professionalWhile most physicians are taught that lifelong learning is a personal and professional responsibility, few are taught the attitudes, knowledge, and skills necessary to accomplish this aim. Medical students are socialized to cope with rather than to master the complex systems in which they are acculturated. New knowledge is presented as impossible to master; they are repeatedly informed of how many new journal articles appear each year and how hopeless the task is. The academic centers in which they are being shaped, and the faculty doing the shaping frequently do not have data about their own performance. National best practices are presented as just one more bit of generalizable knowledge without any link to in-house system performance.

Again transparency will help as faculty and academic health centers model lifelong learning by improving their own practices. Information systems that routinely display data about system performance, national best practices, and methods helpful in closing any gaps between the two are needed. Also needed are robust efforts to create environments in which medical students, residents, and fellows are working in teams with nurses and other health professionals, thus stressing the link between healthcare systems and health-care quality. The best care quality is observed on Canadian Health&Care Mall.

Given the linkage between practice performance and lifelong learning, the participants at the Josiah Macy, Jr. Foundation Conference recommended that organizations authorized to provide CE be limited to professional schools with programs accredited by national bodies, not-for-profit societies, health-care organizations accredited by the Joint Commission, multidisciplinary practice groups, point-of-care resources, and print and electronic professional journals,

Learning About Learning: A CE Institute

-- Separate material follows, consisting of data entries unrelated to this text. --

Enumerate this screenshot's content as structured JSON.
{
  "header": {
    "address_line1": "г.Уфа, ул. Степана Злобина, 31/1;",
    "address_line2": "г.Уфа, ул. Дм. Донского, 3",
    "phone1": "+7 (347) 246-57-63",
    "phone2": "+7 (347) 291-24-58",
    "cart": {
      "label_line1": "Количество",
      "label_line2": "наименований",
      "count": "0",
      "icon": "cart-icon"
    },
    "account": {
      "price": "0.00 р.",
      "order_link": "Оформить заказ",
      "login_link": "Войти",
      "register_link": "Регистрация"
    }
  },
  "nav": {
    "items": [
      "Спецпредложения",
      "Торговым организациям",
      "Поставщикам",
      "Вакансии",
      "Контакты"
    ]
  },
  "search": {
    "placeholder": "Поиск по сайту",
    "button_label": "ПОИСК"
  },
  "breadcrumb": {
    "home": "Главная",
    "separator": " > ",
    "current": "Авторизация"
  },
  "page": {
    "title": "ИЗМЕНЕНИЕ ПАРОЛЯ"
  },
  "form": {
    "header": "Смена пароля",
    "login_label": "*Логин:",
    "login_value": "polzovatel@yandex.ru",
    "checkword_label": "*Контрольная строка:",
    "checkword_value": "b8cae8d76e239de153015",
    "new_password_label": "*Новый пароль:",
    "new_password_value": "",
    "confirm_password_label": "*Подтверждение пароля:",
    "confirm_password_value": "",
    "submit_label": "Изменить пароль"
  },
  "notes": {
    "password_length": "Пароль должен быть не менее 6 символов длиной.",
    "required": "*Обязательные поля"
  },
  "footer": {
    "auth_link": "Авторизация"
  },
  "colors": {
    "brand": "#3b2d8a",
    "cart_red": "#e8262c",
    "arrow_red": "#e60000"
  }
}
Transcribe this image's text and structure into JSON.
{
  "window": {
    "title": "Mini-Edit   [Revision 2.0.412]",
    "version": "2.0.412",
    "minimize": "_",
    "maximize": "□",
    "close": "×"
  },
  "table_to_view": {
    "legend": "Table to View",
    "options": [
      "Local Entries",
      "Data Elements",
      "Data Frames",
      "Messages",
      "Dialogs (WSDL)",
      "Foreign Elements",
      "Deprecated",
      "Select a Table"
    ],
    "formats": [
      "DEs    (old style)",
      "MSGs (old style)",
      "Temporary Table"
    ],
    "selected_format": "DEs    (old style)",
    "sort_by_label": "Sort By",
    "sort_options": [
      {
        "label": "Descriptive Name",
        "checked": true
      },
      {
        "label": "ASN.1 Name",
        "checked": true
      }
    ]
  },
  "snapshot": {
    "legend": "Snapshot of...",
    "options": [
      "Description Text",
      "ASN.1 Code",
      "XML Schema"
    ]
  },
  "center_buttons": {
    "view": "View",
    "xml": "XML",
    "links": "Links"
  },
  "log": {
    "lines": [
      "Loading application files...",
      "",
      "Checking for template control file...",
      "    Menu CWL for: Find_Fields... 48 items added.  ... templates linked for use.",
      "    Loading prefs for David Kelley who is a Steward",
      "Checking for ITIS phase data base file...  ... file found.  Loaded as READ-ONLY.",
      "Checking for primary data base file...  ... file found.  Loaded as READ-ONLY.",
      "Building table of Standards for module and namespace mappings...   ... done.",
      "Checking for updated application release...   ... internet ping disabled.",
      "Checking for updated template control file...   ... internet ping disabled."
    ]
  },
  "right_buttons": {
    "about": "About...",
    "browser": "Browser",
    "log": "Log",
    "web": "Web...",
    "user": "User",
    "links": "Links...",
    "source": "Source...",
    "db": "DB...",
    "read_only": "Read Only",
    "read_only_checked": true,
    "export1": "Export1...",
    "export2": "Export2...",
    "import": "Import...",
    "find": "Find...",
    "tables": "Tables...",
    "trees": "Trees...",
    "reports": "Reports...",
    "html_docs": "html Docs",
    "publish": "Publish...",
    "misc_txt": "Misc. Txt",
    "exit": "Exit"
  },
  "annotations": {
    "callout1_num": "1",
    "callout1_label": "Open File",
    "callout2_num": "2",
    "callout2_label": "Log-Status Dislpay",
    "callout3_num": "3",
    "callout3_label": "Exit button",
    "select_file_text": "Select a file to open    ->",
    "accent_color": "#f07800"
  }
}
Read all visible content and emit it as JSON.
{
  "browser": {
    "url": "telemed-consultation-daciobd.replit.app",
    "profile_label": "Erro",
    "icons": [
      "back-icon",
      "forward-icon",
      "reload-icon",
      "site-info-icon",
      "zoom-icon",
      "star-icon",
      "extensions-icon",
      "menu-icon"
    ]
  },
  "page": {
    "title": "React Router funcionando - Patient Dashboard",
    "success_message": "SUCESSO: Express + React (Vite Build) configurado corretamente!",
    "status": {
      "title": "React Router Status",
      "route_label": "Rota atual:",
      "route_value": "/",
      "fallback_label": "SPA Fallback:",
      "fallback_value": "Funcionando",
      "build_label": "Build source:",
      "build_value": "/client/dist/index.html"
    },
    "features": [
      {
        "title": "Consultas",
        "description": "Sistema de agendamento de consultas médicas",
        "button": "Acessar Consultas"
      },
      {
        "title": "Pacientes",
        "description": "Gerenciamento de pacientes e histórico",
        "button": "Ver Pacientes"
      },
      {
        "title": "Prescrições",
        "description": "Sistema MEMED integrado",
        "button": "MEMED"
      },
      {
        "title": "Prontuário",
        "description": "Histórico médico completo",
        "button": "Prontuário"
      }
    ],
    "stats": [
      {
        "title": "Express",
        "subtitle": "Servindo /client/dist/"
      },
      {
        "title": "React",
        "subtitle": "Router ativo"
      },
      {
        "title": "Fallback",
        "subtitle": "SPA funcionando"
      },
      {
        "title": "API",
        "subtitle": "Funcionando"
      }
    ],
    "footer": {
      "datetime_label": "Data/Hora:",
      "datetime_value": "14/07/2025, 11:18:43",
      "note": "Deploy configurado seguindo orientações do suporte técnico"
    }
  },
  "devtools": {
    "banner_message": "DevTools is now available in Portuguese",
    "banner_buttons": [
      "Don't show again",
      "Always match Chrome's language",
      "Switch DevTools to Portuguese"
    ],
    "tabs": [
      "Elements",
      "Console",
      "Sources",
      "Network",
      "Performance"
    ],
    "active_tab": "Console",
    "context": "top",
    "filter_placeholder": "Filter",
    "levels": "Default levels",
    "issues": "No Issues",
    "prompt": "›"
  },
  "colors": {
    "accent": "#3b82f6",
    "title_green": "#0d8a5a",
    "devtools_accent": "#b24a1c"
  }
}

A key recommendation emerging from the Josiah Macy, Jr. Foundation Conference was the creation of a national interprofessional CE institute to advance the science of CE. Discovery and dissemination of more effective methods of education, the use of scientific principles in education, identifying and promoting standards of CE, fostering interprofessional and team education, and clarifying the funding of CE in the health professions will provide substance for the agenda of such a group. The healthcare professions should all participate in and make publicly available the work the institute.